RECORDS PROVIDED
- - - -

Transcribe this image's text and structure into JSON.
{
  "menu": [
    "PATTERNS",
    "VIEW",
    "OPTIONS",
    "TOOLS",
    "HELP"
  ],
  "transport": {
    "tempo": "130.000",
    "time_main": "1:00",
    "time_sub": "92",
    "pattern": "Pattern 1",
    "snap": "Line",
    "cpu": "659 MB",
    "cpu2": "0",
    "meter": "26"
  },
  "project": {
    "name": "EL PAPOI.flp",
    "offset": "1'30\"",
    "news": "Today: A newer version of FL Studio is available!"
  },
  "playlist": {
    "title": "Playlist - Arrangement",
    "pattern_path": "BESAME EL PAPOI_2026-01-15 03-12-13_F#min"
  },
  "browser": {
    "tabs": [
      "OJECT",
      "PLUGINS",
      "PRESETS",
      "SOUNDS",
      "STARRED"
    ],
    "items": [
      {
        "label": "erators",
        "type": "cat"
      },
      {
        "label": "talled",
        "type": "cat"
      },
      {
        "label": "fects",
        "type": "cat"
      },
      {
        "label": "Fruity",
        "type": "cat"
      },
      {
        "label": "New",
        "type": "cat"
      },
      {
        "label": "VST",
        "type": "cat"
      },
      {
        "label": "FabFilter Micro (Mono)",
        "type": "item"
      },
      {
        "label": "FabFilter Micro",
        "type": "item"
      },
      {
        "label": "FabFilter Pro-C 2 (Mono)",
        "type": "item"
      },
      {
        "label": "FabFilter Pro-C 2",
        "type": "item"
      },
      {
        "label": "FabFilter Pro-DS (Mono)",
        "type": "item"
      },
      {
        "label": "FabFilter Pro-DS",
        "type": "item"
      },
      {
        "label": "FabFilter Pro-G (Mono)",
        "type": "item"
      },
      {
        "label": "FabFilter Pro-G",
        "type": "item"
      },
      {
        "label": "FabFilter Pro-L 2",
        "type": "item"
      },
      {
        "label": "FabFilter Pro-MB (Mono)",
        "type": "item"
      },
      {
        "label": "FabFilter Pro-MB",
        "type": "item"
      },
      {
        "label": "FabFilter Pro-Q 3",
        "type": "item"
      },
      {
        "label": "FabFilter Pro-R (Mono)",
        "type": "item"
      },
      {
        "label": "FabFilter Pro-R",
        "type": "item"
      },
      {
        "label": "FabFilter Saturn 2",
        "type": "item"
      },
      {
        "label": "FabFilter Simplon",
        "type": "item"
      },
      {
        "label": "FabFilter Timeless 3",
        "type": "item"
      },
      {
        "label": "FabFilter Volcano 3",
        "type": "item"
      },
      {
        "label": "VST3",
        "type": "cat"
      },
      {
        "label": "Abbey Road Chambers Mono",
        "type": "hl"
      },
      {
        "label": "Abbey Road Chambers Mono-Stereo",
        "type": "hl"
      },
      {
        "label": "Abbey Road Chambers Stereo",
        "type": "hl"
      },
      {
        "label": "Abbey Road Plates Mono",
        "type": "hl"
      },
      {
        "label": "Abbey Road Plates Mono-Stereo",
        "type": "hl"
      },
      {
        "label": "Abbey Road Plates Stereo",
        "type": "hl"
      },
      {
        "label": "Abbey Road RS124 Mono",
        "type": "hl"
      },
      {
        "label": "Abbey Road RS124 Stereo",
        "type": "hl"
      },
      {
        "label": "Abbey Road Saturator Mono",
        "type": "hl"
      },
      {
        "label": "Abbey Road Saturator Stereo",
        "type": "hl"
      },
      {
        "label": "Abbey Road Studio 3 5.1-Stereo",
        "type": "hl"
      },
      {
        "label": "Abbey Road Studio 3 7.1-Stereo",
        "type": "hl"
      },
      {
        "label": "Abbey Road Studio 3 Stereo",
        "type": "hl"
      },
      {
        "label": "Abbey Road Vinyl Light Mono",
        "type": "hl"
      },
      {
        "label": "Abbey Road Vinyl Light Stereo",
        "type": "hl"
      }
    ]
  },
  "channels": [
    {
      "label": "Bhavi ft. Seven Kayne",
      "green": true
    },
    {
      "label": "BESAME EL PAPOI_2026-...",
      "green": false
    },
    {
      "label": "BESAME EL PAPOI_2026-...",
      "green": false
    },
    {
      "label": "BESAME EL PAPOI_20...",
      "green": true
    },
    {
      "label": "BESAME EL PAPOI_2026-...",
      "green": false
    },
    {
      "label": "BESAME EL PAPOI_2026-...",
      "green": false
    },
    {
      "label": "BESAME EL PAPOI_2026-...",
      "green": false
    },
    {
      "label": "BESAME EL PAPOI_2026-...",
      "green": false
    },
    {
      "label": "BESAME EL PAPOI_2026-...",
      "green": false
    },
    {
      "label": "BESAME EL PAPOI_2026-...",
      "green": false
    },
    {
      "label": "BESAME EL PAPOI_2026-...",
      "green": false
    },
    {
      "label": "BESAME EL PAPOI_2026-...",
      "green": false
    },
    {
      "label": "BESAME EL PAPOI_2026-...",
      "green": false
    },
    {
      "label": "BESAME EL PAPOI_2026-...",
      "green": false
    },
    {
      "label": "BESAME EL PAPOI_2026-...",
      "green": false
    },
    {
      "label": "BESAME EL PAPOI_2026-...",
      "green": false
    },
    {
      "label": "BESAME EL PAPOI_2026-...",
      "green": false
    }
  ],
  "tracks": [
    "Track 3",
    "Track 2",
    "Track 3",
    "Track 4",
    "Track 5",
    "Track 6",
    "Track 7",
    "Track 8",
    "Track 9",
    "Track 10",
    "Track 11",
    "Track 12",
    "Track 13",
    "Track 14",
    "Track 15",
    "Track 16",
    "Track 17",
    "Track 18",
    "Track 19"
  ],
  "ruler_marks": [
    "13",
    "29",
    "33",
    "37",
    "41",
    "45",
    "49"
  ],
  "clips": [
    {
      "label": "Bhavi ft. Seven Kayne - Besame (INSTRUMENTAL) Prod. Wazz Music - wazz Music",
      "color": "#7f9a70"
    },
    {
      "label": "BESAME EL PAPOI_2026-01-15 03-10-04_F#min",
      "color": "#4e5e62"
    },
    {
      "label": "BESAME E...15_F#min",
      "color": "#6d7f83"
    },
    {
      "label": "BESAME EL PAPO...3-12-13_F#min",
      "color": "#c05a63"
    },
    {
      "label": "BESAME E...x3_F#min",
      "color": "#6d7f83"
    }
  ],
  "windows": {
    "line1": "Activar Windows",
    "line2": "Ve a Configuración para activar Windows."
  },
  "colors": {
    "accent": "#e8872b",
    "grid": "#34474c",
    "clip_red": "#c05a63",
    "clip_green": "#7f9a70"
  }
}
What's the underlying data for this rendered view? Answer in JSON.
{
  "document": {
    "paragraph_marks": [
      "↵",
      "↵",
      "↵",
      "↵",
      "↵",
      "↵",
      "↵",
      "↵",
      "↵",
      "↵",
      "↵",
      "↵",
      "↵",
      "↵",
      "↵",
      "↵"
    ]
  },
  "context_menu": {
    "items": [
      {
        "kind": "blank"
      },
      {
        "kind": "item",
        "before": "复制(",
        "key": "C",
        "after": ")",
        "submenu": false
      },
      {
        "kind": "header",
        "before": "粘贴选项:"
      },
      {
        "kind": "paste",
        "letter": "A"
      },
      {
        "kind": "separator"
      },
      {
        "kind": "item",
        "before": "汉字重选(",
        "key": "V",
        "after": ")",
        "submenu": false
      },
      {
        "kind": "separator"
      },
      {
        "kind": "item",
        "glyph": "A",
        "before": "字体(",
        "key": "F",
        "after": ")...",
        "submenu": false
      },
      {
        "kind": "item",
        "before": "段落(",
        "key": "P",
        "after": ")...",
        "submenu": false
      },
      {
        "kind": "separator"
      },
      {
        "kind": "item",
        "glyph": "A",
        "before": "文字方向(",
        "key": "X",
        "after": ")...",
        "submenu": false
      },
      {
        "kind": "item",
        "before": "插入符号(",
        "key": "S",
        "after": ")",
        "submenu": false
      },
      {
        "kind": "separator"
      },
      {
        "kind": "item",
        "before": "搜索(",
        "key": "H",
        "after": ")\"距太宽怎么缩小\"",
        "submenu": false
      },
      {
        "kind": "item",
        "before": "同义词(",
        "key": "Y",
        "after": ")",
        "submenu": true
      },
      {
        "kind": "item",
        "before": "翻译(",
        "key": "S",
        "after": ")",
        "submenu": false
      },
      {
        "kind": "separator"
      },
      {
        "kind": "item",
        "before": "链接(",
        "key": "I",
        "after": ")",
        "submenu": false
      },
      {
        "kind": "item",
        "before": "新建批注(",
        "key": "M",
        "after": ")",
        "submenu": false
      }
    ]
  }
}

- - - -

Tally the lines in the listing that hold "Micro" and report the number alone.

2